Union representing federal employees sues the government over shutdown

The American Federation of Government Employees (AFGE) has filed a complaint in federal court seeking damages for the nearly 400,000 federal employees who are working without pay during the shutdown.

Politico:

The two plaintiffs — Justin Tarovisky and Grayson Sharp — work for high-security prisons the Justice Department runs. The American Federation of Government Employees argues that both plaintiffs have dangerous jobs and have been forced to work overtime without pay.

AFGE represents roughly 700,000 federal employees and has challenged the Trump administration over a number of issues, including major restructuring at the Education Department.

J. David Cox, AFGE’s national president, said forcing federal employees to work without pay “is nothing short of inhumane.”

“Positions that are considered ‘essential’ during a government shutdown are some of the most dangerous jobs in the federal government,” he said in a statement. “They are front-line public safety positions, including many in law enforcement, among other critical roles. Our intent is to force the government and the administration to make all federal employees whole.”

The complaint names "The United States of America" as defendant. But there is only one branch of government responsible for funding the agencies the employees work for and that's the Congress. 

The two plaintiffs in the case work at a high security prison, while other employees forced to stay on the job work for the border patrol, immigration enforcement, and airline security. 

While you can certainly sympathize with the federal workers who are forced to stay on the job, no one held a gun to their head when they applied for the job. Is it "fair" that they find themselves in this situation? I guess a federal judge will determine that.

There was a shutdown in 2013 and the case is still tied up in federal court. Recently, a judge ruled that employees are entitled to double the back pay they are owed. It's not clear if the government will appeal that ruling.

The American Federation of Government Employees (AFGE) has filed a complaint in federal court seeking damages for the nearly 400,000 federal employees who are working without pay during the shutdown.

Politico:

The two plaintiffs — Justin Tarovisky and Grayson Sharp — work for high-security prisons the Justice Department runs. The American Federation of Government Employees argues that both plaintiffs have dangerous jobs and have been forced to work overtime without pay.

AFGE represents roughly 700,000 federal employees and has challenged the Trump administration over a number of issues, including major restructuring at the Education Department.

J. David Cox, AFGE’s national president, said forcing federal employees to work without pay “is nothing short of inhumane.”

“Positions that are considered ‘essential’ during a government shutdown are some of the most dangerous jobs in the federal government,” he said in a statement. “They are front-line public safety positions, including many in law enforcement, among other critical roles. Our intent is to force the government and the administration to make all federal employees whole.”

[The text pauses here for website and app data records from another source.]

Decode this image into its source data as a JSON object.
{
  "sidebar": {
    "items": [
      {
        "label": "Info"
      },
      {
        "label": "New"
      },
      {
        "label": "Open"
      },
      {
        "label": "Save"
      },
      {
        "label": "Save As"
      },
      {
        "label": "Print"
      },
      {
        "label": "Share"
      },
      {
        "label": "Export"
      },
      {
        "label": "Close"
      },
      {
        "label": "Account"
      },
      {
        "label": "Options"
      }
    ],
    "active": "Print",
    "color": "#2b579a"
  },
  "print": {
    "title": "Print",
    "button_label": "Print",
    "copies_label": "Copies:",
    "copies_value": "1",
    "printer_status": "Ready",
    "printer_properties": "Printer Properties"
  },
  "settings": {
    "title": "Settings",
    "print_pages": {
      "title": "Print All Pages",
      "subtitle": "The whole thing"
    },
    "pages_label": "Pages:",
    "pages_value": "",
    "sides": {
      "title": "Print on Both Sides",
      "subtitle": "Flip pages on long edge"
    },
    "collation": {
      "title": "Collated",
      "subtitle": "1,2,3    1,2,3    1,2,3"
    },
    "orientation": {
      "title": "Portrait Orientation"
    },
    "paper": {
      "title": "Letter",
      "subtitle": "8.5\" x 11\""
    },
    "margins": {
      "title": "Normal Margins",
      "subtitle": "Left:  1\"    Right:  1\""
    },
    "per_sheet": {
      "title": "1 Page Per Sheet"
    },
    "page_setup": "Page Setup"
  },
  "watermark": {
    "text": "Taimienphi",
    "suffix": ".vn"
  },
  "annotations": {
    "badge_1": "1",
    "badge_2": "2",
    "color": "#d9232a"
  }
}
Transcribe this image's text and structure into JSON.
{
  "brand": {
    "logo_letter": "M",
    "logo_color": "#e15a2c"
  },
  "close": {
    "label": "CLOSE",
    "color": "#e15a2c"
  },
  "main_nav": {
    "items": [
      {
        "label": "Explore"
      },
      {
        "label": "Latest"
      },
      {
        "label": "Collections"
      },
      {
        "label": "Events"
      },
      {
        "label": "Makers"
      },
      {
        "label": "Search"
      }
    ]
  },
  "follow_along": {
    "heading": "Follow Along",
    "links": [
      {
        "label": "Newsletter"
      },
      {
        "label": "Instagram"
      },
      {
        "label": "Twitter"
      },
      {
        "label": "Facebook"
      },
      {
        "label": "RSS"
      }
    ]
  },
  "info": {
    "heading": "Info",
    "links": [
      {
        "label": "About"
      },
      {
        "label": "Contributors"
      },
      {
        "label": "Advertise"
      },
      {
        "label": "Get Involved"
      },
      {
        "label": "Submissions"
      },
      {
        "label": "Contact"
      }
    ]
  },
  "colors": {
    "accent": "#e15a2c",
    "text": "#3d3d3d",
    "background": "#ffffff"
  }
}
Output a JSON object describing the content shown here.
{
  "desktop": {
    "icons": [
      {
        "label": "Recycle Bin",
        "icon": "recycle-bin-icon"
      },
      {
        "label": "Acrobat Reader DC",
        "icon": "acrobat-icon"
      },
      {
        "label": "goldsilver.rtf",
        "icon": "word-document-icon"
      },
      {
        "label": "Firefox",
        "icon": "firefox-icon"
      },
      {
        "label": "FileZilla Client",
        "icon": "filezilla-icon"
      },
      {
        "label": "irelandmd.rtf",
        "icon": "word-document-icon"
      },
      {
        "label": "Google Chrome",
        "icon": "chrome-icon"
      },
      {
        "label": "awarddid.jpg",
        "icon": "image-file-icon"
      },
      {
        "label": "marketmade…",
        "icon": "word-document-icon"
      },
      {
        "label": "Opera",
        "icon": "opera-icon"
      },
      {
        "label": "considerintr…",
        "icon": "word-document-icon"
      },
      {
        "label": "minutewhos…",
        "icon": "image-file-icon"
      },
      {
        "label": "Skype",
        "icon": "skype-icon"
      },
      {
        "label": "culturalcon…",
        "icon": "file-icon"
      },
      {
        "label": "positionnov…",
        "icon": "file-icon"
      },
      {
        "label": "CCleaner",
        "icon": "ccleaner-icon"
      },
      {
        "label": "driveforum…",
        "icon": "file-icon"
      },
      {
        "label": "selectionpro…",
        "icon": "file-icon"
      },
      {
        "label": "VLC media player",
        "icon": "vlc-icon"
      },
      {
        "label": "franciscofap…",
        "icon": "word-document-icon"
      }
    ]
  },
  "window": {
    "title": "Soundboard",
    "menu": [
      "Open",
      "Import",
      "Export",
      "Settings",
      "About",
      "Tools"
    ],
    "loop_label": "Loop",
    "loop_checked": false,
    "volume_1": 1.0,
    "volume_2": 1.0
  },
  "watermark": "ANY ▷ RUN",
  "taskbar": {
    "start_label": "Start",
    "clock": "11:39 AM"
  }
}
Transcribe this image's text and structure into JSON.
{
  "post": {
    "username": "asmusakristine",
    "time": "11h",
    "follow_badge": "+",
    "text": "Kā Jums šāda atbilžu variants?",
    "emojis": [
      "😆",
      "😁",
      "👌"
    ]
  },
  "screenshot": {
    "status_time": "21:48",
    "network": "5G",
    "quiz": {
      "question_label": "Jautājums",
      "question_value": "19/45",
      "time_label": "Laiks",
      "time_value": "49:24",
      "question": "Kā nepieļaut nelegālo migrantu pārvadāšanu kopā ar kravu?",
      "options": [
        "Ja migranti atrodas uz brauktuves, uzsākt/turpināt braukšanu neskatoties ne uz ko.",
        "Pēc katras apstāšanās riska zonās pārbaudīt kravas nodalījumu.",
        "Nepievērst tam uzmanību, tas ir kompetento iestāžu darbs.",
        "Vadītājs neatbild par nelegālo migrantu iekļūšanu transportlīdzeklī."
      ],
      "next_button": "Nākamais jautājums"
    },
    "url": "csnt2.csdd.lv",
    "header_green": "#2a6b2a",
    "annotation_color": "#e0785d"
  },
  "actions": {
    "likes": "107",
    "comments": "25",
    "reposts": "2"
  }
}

The complaint names "The United States of America" as defendant. But there is only one branch of government responsible for funding the agencies the employees work for and that's the Congress. 

The two plaintiffs in the case work at a high security prison, while other employees forced to stay on the job work for the border patrol, immigration enforcement, and airline security. 

While you can certainly sympathize with the federal workers who are forced to stay on the job, no one held a gun to their head when they applied for the job. Is it "fair" that they find themselves in this situation? I guess a federal judge will determine that.

There was a shutdown in 2013 and the case is still tied up in federal court. Recently, a judge ruled that employees are entitled to double the back pay they are owed. It's not clear if the government will appeal that ruling.